On January 10, 2002, a healthy 57-year-old man underwent a liver donation procedure that successfully resected approximately 60 percent of the right lobe of his liver in preparation for transplanting that liver into his brother, a 54-year-old man who suffered from a degenerative liver disease.
Five decades ago, third-grader Linda Brown could not attend school in her racially integrated Topeka neighborhood; the law required her to take a bus across town to attend a dilapidated school designated for blacks. Linda’s case and others like it prompted a series of lawsuits that eventually reached the U.S. Supreme Court. In 1954 in Brown v.
Before mid-November arrives, multicultural educator Afeefa Syeed will have brought third-, fourth- and fifth-grade students from the Muslim Al Fatih Academy in Herndon, Virginia, to several public schools to share the practices and beliefs of their holiest month, Ramadan.
A state appeals court upheld in mid-August a lower court’s ruling that Florida’s school-voucher program violates the state constitution because it allows government-funded scholarships to be spent at religious schools.
Imagine a state-run voucher program that allows parents to use their vouchers at any public or private school—a Montessori-style school, say, or a John Dewey–inspired “progressive” school, or an avowedly atheistic school, or a Catholic or Jewish school.

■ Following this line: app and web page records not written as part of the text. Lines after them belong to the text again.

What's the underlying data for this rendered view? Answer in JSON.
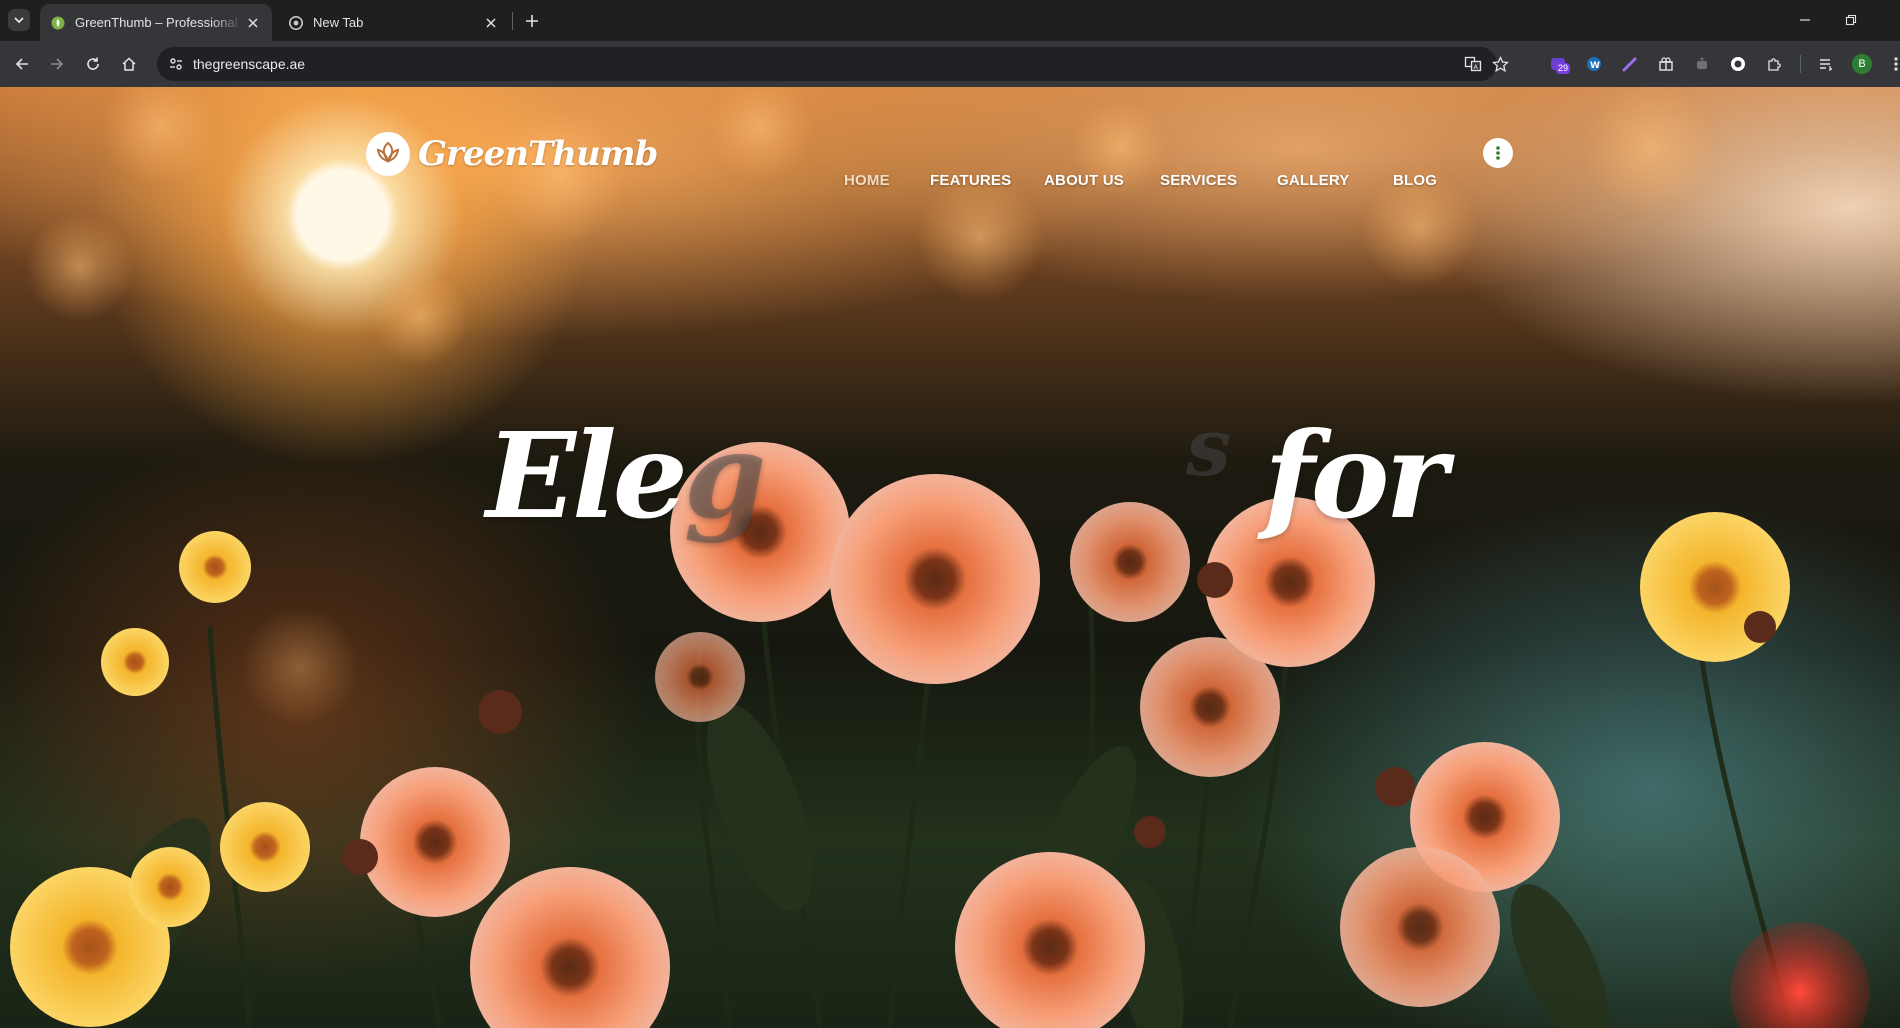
{
  "browser": {
    "tabs": [
      {
        "title": "GreenThumb – Professional Garden",
        "active": true
      },
      {
        "title": "New Tab",
        "active": false
      }
    ],
    "url": "thegreenscape.ae",
    "extension_badge": "29",
    "profile_initial": "B"
  },
  "site": {
    "brand": "GreenThumb",
    "nav": [
      "HOME",
      "FEATURES",
      "ABOUT US",
      "SERVICES",
      "GALLERY",
      "BLOG"
    ],
    "nav_current": "HOME",
    "hero": {
      "part1": "Ele",
      "part1_fading": "g",
      "fading_letter": "s",
      "part2": "for"
    }
  },
  "colors": {
    "chrome_tabbar": "#1f1f20",
    "chrome_toolbar": "#35363a",
    "omnibox": "#202124",
    "nav_text": "#ffffff",
    "accent_green": "#2e7d32"
  }
}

Would such a program, by including religious as well as secular schools, constitute an illegal establishment of religion?

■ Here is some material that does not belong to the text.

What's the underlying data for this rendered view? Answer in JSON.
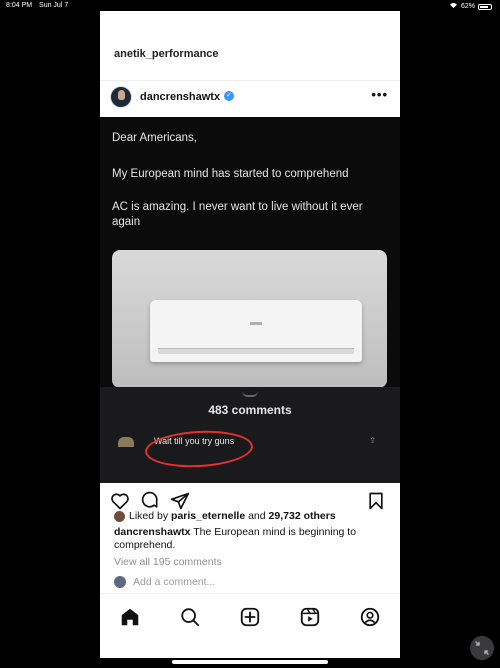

Unlike in Lake Wobegon, not all students in the U.S. are above average—nor are all schools. Some students are failing to acquire the minimal competence they need, which means that some schools are also failing. President Bush’s call for nationwide annual testing in reading and math is designed to identify those schools.